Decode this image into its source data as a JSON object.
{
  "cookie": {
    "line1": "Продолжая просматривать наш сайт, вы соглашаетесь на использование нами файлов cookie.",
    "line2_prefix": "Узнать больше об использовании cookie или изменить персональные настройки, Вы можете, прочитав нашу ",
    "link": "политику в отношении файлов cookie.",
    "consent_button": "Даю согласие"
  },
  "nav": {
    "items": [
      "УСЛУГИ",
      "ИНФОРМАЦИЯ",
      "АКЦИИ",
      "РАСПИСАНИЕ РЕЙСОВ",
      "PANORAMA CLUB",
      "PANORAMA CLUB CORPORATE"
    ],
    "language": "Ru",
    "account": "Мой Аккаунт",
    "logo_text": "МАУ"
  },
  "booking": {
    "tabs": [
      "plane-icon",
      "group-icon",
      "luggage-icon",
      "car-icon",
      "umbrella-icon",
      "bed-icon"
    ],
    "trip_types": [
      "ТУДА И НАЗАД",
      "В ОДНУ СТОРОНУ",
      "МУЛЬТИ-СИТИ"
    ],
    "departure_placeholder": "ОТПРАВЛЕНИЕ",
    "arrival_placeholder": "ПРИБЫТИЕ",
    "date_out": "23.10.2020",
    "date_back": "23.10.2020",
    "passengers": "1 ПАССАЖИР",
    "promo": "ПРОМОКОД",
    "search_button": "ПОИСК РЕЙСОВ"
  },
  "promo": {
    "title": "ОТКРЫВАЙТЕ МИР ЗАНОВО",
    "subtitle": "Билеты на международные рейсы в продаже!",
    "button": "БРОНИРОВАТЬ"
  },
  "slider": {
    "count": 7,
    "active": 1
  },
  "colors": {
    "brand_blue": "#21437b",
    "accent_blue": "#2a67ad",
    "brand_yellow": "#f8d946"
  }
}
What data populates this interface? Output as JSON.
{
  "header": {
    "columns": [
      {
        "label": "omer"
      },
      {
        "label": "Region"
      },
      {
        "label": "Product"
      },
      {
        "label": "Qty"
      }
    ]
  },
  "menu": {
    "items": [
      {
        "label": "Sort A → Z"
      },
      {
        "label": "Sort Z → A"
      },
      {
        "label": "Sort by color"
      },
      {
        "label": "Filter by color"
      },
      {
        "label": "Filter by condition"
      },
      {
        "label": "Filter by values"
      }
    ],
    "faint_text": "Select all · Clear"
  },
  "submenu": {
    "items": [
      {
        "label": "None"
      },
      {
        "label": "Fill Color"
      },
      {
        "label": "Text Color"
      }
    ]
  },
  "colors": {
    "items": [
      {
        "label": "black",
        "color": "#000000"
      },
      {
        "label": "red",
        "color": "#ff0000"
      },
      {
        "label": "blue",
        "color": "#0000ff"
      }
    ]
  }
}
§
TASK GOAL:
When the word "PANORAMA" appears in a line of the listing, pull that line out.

EXPECTED ANSWER:
      "PANORAMA CLUB",
      "PANORAMA CLUB CORPORATE"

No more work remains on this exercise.